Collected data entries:
____

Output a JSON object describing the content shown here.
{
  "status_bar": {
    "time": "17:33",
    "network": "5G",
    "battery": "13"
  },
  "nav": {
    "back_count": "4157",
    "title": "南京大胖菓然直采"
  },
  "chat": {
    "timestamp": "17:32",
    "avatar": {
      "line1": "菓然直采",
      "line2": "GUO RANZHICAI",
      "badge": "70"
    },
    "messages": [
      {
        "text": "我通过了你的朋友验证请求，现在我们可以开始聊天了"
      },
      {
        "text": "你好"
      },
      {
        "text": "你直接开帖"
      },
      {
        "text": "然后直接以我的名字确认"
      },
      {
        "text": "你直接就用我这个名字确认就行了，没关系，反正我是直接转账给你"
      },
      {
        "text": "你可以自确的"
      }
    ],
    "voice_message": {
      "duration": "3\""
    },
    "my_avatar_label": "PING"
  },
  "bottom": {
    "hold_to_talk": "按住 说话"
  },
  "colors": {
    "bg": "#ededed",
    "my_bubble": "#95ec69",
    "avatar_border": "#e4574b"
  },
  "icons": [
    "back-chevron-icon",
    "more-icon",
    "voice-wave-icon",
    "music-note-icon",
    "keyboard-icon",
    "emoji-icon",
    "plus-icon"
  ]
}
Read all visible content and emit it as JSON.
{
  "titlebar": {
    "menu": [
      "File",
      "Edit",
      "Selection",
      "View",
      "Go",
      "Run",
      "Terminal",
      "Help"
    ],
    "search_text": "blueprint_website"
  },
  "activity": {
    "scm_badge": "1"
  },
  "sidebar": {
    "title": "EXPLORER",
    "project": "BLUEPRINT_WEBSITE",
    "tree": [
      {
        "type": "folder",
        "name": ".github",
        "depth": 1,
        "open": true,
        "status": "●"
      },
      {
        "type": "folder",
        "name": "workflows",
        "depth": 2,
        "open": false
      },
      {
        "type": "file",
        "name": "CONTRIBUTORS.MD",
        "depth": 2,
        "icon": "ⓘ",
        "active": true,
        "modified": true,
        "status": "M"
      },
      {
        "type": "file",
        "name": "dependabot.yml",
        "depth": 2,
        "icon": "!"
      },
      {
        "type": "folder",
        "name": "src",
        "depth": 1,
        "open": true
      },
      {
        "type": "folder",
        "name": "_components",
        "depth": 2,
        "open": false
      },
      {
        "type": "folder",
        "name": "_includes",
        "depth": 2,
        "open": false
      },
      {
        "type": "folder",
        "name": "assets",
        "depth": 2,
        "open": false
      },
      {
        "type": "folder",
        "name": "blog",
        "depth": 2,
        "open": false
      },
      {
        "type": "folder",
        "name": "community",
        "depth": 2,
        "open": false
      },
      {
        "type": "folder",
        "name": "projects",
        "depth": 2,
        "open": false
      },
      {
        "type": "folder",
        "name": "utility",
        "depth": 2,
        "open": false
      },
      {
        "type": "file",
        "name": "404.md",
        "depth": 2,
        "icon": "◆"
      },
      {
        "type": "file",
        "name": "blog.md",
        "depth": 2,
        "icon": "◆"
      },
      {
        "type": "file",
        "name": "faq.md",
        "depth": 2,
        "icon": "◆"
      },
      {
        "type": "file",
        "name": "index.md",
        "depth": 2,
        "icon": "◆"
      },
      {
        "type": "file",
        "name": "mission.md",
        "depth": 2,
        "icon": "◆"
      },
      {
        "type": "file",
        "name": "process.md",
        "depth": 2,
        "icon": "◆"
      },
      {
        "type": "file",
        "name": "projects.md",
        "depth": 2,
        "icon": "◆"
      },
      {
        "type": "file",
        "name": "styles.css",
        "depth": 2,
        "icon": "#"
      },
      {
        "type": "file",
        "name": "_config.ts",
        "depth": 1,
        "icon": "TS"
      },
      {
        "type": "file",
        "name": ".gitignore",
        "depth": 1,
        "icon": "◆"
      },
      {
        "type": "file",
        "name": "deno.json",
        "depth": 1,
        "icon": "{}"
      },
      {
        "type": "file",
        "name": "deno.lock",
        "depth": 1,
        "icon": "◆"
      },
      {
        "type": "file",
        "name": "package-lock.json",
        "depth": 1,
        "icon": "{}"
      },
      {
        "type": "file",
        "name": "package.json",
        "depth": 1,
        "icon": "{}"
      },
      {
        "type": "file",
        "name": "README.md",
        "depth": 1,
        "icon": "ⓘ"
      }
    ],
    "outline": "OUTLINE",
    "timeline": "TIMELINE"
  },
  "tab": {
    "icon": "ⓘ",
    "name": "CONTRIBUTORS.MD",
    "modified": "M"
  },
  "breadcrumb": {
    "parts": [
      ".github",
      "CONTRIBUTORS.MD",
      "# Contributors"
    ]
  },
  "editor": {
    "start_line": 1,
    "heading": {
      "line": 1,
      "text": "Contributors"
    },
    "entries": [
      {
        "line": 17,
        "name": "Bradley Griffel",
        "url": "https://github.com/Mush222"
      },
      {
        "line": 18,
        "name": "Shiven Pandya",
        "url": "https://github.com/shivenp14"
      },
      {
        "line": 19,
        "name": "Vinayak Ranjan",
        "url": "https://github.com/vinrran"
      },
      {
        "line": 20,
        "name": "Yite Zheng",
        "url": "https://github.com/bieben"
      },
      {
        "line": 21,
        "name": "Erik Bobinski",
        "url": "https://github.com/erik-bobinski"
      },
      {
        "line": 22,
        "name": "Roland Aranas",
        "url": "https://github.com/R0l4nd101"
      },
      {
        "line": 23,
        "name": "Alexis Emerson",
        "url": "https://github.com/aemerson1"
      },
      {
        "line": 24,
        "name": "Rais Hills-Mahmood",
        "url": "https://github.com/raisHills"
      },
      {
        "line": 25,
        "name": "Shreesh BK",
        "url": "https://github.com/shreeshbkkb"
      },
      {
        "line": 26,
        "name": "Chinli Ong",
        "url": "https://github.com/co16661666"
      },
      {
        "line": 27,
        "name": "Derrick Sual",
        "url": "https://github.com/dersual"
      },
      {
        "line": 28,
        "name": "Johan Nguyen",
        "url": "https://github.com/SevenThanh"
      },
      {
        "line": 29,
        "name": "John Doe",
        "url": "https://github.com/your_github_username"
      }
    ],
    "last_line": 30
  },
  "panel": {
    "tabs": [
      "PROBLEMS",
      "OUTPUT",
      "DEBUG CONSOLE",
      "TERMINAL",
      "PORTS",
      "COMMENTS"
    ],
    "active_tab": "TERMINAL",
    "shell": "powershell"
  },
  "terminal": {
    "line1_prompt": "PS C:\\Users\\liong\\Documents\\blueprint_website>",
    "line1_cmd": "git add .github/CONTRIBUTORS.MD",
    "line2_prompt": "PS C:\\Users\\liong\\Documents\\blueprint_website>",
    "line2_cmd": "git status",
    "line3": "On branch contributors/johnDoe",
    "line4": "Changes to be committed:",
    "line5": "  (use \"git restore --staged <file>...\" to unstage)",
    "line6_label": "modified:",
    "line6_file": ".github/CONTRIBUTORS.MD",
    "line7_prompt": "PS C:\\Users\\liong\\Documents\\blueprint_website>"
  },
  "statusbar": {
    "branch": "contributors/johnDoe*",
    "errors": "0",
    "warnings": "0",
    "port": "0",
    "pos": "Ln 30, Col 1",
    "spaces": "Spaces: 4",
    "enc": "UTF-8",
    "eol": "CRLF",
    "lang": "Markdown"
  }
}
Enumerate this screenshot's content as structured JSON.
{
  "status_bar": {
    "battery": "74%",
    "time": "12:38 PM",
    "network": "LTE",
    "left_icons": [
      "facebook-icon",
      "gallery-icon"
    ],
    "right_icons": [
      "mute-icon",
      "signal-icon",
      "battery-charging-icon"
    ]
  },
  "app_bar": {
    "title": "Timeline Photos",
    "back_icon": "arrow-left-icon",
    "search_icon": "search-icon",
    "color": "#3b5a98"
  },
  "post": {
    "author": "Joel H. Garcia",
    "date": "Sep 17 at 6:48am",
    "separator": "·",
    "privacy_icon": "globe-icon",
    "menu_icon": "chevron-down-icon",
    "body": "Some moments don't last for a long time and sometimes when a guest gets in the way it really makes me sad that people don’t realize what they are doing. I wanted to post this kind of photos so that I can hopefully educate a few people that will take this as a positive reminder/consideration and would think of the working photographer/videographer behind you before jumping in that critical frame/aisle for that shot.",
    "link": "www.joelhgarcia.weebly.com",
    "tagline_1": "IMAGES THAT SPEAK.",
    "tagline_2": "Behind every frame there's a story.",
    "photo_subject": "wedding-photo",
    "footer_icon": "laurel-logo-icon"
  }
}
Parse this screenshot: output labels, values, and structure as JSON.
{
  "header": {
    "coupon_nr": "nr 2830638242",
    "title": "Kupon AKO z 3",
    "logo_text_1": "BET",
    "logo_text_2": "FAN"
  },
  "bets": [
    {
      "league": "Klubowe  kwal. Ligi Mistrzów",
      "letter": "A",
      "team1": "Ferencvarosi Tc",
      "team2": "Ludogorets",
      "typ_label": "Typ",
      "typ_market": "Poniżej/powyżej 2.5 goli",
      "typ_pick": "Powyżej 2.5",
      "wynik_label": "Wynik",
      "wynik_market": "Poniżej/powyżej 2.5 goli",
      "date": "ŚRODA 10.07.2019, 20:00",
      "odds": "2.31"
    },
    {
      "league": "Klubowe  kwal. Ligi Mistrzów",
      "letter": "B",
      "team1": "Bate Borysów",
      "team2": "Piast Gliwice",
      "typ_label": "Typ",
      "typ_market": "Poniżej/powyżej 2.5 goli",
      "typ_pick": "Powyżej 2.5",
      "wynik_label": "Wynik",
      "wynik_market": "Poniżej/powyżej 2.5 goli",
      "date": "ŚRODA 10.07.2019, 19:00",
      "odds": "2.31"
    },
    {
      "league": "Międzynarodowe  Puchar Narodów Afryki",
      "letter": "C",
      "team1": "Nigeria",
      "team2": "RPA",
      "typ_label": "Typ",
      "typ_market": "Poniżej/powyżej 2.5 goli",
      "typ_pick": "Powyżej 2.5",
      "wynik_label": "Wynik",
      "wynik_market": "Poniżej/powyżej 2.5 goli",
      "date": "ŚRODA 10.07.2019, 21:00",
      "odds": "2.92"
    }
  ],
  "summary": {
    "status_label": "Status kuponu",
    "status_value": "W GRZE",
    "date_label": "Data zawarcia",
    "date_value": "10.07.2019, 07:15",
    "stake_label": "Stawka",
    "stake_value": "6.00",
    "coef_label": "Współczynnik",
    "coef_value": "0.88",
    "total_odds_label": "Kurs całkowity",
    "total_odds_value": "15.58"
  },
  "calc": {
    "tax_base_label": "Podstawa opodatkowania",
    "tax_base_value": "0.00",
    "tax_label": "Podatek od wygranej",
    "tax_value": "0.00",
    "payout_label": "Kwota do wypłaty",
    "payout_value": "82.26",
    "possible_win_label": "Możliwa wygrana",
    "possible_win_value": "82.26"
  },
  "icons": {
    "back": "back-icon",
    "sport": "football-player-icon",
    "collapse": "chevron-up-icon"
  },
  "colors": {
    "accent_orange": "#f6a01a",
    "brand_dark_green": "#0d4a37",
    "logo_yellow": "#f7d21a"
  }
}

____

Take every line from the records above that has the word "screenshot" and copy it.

- [TASK OUTPUT]
Enumerate this screenshot's content as structured JSON.
Parse this screenshot: output labels, values, and structure as JSON.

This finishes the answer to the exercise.